We have a tale of two programs A, and B, and a programmer who likes to live dangerously and doesn’t care about race conditions.

Program A is a generation program, over time it will generate a set of N files, sequentially. It will not generate file n until it generates file n-1, but you can assume that the moment it starts generating file n, it will take t_n [sampled from] T_1 seconds, where T_1 is some distribution. (We can assume uniformly distributed between x seconds minimum and y seconds maximum to make it simpler).

Program B is an evaluation program. It randomly samples a file from the set N **with replacement**. Overall, it will evaluate M (not necessarily unique) files over the course of its run. Each evaluation will end in t_m [sampled from] T_2 seconds, where T_2 is a distinct distribution from T_1, but is distributed similarly (i.e. distributed uniformly between some min and max time).

The trick, of course, is that Program A is generating while Program B is evaluating. So a new file may appear while B is evaluating a file.
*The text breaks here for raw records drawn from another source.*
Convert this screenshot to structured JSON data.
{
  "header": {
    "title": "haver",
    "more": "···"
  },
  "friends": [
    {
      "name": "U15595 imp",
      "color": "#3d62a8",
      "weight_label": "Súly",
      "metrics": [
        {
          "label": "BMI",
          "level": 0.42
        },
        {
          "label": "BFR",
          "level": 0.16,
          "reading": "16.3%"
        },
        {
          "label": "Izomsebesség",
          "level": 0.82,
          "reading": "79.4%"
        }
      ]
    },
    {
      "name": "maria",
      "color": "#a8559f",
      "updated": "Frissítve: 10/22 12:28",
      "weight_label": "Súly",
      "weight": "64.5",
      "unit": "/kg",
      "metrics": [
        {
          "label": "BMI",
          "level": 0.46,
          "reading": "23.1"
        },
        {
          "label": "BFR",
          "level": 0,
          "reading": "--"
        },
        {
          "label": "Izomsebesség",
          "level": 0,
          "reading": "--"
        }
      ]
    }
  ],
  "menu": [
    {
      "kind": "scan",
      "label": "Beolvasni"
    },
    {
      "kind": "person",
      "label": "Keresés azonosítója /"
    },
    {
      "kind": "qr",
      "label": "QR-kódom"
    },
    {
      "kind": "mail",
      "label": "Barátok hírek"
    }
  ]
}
No files will ever be deleted, but it IS a problem if B selects file n – the one A is currently generating.

Assuming program A gets a head start of a few files (we’ll call that k), what’s the probability that program B will finish all M evaluations without picking the file A is currently working on?

There are two obvious “win situations” here:

Program A finishes first, in which case the probability from then on of picking the file A is working on is 0.

Program B finishes first, in which case even if A is working, we win.

You can assume that there’s no discontinuity where A and B finish an iteration simultaneously, just assume A has created n+1 by that point.

Obviously at the moment B is selecting a file (which we’ll assume takes no time for simplicity), it has a probability (n-1)/n of selecting a “good” file if A is still running (and n/n if A has terminated), but I really can’t think of how to solve this. It seems like it should have a closed-form a-priori solution, even if it’s kinda gnarly.